++++ INPUT DATA ++++

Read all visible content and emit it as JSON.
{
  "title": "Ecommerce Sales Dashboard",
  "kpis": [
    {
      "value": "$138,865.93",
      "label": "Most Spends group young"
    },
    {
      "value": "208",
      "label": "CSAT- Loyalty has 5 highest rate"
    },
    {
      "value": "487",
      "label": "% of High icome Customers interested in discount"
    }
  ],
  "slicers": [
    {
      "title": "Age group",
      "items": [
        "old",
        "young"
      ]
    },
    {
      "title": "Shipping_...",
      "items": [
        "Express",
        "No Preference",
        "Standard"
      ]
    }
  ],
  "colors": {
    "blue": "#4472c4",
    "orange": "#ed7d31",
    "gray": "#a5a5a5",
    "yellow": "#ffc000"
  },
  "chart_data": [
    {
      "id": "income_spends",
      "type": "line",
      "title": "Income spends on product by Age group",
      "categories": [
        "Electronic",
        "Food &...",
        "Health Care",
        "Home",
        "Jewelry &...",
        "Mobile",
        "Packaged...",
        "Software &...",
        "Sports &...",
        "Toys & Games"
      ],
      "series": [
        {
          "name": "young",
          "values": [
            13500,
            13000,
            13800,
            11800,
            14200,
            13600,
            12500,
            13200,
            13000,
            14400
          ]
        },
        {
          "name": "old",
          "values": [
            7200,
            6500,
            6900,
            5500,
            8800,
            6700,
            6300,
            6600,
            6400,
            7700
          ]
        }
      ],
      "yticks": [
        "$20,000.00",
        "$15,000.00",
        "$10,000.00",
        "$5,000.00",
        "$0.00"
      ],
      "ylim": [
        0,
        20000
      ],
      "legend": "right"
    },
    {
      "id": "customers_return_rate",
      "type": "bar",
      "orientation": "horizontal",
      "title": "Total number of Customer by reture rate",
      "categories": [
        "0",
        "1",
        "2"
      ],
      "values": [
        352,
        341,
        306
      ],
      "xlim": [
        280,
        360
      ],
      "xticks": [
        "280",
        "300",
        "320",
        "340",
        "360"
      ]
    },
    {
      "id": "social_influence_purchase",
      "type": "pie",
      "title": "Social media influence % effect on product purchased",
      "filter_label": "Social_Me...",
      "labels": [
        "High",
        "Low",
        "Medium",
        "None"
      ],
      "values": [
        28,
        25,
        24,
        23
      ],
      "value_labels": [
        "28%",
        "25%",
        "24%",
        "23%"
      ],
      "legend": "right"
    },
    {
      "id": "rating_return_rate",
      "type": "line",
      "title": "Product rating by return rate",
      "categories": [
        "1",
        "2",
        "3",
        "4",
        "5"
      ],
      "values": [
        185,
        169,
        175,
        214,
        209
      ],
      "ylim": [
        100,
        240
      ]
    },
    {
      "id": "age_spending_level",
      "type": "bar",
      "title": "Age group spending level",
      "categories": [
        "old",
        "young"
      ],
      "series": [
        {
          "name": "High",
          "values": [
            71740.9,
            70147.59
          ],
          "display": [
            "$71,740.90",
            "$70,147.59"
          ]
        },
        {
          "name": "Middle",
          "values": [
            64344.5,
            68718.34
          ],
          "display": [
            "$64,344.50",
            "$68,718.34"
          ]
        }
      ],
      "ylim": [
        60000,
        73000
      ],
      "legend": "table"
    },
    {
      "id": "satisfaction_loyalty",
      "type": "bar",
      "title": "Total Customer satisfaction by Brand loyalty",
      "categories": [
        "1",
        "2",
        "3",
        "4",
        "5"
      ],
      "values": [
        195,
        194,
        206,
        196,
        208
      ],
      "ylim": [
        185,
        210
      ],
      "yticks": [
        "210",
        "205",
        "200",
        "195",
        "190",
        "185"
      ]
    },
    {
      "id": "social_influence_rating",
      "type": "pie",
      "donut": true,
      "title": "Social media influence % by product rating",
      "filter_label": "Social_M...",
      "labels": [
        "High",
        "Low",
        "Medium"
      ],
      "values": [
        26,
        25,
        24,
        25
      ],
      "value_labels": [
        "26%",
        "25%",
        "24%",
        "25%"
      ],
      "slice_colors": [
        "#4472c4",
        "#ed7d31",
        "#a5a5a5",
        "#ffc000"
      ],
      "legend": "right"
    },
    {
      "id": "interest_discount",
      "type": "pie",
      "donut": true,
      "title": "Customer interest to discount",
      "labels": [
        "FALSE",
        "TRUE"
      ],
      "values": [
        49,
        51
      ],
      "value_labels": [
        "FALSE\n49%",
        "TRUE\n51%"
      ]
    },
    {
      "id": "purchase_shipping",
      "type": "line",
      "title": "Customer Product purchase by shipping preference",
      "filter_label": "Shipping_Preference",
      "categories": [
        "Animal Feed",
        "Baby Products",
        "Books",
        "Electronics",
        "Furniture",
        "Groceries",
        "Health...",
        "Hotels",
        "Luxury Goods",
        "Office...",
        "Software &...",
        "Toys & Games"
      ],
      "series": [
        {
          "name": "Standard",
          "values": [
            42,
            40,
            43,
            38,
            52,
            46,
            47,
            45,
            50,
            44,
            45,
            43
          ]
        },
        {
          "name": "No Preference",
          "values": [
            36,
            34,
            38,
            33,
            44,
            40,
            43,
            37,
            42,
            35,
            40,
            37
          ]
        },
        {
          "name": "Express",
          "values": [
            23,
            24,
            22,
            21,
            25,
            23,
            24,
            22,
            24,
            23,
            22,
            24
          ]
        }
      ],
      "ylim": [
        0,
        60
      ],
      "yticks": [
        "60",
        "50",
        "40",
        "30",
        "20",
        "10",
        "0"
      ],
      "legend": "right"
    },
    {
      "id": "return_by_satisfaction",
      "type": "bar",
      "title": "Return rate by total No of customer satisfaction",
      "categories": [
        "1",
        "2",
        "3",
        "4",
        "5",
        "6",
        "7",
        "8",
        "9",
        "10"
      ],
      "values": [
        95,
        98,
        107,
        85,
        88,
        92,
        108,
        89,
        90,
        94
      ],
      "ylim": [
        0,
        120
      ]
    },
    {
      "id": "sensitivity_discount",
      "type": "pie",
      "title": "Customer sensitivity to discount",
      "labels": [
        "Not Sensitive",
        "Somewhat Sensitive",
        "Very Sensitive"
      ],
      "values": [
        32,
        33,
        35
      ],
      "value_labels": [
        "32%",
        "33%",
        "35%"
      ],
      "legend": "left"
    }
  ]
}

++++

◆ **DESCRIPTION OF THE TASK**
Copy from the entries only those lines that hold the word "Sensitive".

◆ **ANSWER BOX**
        "Not Sensitive",
        "Somewhat Sensitive",
        "Very Sensitive"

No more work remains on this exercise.